[EXERCISE OBJECTIVE] In the entries below, every line with the string "transition" is to be reported.

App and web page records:
◆ ◆ ◆ ◆

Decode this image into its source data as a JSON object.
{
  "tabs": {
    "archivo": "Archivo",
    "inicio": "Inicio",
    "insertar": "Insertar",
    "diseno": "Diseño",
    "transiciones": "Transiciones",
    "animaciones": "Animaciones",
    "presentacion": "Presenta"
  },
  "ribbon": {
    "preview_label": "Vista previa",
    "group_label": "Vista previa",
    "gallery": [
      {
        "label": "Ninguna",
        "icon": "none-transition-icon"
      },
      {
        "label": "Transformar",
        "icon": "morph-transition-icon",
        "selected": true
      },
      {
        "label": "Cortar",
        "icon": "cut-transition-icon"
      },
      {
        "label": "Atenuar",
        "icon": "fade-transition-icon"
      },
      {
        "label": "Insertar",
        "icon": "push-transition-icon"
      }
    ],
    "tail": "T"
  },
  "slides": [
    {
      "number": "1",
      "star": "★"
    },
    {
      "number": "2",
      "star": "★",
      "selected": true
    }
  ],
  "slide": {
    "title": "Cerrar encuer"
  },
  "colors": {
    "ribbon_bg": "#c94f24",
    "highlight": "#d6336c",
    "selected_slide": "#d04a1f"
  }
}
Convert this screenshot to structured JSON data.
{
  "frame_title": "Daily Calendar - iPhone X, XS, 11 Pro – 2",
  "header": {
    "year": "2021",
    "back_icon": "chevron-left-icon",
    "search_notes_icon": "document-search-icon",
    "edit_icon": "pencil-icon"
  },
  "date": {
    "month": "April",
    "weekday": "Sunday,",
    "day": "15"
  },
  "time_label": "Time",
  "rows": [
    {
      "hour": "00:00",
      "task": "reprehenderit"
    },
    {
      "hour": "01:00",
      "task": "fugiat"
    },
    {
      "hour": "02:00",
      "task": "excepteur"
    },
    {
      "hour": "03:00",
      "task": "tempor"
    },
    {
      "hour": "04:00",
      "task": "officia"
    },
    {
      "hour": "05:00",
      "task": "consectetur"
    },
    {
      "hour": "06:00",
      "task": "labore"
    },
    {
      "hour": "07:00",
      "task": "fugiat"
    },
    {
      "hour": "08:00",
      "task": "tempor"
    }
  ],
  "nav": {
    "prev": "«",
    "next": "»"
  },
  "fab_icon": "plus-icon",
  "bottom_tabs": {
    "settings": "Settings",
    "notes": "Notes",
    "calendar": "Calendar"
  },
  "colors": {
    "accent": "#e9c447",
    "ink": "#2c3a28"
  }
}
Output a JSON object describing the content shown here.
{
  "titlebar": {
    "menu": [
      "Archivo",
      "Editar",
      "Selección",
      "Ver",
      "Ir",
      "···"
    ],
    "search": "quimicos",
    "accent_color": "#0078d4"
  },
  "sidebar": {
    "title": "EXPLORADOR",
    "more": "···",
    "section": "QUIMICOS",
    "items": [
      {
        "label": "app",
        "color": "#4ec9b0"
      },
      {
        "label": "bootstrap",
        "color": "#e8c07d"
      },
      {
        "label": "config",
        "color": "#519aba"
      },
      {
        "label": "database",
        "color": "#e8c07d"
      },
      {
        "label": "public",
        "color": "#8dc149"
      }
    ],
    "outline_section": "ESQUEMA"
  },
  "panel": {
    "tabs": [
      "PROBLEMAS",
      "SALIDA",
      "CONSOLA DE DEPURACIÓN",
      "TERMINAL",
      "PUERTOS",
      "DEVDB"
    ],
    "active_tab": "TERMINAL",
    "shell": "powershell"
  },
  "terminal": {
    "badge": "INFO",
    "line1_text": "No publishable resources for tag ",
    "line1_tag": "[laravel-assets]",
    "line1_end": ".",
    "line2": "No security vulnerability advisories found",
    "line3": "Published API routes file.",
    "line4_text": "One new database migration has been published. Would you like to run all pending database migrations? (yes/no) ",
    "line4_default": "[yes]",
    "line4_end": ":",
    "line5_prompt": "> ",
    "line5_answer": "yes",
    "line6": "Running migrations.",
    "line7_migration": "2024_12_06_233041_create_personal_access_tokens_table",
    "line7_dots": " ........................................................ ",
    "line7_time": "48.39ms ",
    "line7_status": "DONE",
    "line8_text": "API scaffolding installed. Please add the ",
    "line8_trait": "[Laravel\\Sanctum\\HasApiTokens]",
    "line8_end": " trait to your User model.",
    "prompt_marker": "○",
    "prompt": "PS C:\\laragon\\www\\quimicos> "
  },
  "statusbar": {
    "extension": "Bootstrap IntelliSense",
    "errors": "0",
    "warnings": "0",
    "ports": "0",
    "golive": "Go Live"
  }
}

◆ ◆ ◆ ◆

[EXERCISE RESULT]
        "icon": "none-transition-icon"
        "icon": "morph-transition-icon",
        "icon": "cut-transition-icon"
        "icon": "fade-transition-icon"
        "icon": "push-transition-icon"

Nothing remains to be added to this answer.